The results of this study demonstrate that geologic setting and anthropogenic change to groundwater geochemistry combine to influence groundwater phosphorus concentrations. Although groundwater throughout the geologic regions had some elevated nitrate concentrations, only groundwater from the lower Cambrian showed an association between higher phosphorus and elevated nitrate. In the more carbonate-rich upper Cambrian/Ordovician groundwater, increased nitrate concentrations were accompanied by increases in calcium, magnesium and alkalinity, as expected from accelerated weathering of carbonate minerals, but there was no associated increase in the groundwater phosphorus concentrations.

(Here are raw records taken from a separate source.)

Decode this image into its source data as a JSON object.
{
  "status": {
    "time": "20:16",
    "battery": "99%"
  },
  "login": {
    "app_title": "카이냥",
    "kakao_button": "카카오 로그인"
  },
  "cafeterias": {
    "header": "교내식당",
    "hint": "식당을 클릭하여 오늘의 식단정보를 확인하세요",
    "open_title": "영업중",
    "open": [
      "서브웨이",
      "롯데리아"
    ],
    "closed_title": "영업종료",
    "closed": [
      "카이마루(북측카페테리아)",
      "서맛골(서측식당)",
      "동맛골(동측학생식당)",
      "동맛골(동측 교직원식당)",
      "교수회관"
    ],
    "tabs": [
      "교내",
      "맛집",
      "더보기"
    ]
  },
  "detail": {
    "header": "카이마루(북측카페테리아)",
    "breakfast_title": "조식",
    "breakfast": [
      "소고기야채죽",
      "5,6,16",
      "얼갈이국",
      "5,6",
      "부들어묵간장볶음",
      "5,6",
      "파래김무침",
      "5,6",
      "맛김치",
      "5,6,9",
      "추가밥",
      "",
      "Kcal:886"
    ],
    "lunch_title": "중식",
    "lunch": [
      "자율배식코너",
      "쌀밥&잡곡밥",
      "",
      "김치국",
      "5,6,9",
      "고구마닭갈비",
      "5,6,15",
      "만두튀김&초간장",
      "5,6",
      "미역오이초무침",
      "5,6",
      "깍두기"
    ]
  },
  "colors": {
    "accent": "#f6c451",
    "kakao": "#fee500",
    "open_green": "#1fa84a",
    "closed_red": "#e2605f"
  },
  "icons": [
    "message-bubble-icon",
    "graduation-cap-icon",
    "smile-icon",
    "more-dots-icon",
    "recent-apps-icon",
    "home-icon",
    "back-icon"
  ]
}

In contrast, groundwater sampled from the lower Cambrian bedrock displayed a weaker relationship between nitrate and calcium, magnesium and alkalinity but a marked increase in groundwater phosphorus with elevated nitrate. These results are consistent with anthropogenic acidity leading to phosphorus mineral weathering beyond zones where secondary minerals would retain phosphorus. This suggests that differences in groundwater phosphorus concentrations at the watershed-scale reflect contrasts in the spatial distribution of bedrock phosphorus and rock weathering that control major ion chemistry. These results have important implications for the transfer of terrestrial phosphorus to surface waters. In our study area, we found groundwater phosphorus concentrations could be increased by a factor of five at a nitrate concentration of 10 mg N L1 . Because phosphorus-containing mineral phases have relatively wide occurrence within Cambrian bedrock, groundwater phosphorus may be an increasingly important component of phosphorus transfer from terrestrial to aquatic systems as anthropogenic geochemical change impacts a larger proportion of groundwater aquifers. Increased transport of phosphorus at a watershed scale would pose an important challenge to surface water management at decadal time scales as these changes propagate through aquifers, and downstream water resource systems are affected by changes in groundwater chemistry.